Wardell, C.; Huvenne, V.A.I. Broadscale Landscape Mapping Provides Insight into the Commonwealth of Dominica and Surrounding Islands Offshore Environment. *Remote Sens.* **2022**, *14*, 1820.
https://doi.org/10.3390/rs14081820

**AMA Style**

Wardell C, Huvenne VAI. Broadscale Landscape Mapping Provides Insight into the Commonwealth of Dominica and Surrounding Islands Offshore Environment. *Remote Sensing*. 2022; 14(8):1820.
https://doi.org/10.3390/rs14081820

**Chicago/Turabian Style**

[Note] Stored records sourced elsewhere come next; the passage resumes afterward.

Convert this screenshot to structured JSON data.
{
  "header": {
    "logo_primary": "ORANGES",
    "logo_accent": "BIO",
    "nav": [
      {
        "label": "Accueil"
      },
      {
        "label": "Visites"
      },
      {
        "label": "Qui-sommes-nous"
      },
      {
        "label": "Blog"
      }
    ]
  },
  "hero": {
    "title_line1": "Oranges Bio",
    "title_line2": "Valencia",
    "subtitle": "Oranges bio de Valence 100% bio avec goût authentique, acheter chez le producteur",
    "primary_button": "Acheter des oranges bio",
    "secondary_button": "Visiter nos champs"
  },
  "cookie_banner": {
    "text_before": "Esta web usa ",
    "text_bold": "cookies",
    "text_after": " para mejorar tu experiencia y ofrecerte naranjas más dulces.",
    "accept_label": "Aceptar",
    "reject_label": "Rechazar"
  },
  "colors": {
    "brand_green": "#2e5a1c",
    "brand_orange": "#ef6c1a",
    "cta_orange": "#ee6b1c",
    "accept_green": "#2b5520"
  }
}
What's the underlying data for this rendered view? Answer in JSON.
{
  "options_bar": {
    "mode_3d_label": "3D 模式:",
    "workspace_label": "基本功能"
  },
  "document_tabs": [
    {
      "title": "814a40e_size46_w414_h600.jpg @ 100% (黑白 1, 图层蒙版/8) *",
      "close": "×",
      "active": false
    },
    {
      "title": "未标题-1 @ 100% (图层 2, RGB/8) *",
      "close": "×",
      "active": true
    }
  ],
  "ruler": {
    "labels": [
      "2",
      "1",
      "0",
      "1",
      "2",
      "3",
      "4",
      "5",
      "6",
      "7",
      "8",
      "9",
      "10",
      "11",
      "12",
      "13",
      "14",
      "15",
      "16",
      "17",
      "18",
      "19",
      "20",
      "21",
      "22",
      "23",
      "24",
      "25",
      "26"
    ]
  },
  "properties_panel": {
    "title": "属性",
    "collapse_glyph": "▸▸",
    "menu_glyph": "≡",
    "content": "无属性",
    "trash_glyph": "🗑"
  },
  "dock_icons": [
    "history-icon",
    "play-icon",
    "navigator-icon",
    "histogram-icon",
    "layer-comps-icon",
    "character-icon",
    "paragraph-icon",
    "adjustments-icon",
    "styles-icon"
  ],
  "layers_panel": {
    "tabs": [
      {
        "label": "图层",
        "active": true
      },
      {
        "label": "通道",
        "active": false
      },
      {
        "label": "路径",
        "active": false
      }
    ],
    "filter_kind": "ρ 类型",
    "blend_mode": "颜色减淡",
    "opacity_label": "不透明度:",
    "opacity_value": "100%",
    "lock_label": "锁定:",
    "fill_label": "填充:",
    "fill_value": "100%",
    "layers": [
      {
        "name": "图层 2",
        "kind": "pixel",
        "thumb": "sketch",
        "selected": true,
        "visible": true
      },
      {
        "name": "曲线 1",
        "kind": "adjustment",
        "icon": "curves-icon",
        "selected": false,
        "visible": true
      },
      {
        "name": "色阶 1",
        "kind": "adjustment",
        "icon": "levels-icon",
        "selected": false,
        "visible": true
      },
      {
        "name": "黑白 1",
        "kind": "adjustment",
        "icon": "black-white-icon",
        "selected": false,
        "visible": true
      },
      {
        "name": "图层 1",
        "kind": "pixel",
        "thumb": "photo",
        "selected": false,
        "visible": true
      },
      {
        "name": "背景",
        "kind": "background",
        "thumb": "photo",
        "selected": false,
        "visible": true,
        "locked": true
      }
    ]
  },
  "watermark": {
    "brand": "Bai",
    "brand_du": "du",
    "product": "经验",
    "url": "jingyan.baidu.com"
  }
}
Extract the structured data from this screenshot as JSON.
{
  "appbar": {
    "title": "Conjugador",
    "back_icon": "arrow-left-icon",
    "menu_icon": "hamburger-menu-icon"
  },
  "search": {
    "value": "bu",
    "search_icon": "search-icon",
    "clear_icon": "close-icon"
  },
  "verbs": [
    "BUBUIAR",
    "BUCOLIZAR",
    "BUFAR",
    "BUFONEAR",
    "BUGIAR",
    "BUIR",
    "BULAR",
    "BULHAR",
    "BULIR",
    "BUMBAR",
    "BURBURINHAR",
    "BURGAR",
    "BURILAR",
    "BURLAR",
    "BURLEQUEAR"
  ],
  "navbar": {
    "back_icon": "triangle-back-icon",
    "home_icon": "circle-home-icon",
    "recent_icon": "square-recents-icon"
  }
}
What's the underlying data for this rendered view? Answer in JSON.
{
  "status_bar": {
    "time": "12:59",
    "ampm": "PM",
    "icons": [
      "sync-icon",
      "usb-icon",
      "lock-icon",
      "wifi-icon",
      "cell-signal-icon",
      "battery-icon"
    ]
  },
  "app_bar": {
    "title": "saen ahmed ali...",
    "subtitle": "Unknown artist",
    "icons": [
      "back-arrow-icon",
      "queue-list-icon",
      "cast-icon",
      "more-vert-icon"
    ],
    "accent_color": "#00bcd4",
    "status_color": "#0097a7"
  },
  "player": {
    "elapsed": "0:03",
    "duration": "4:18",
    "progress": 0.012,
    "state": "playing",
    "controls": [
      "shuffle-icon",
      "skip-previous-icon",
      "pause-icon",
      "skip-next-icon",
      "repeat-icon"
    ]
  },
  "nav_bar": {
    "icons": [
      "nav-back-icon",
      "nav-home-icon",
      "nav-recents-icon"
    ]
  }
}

Wardell, Catherine, and Veerle A. I. Huvenne. 2022. "Broadscale Landscape Mapping Provides Insight into the Commonwealth of Dominica and Surrounding Islands Offshore Environment" *Remote Sensing* 14, no. 8: 1820.
https://doi.org/10.3390/rs14081820